Data records for software interfaces

======

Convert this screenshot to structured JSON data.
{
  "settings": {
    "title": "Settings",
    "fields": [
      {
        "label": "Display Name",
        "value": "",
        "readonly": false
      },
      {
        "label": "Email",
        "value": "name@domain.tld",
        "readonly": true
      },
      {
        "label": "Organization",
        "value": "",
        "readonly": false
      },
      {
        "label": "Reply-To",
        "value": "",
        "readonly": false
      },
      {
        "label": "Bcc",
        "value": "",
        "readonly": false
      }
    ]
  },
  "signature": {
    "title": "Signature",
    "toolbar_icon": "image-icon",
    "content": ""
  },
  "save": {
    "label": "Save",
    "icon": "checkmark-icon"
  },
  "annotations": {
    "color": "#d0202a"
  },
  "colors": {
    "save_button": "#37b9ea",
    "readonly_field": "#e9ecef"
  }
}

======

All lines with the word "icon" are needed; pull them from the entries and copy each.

    "toolbar_icon": "image-icon",
    "icon": "checkmark-icon"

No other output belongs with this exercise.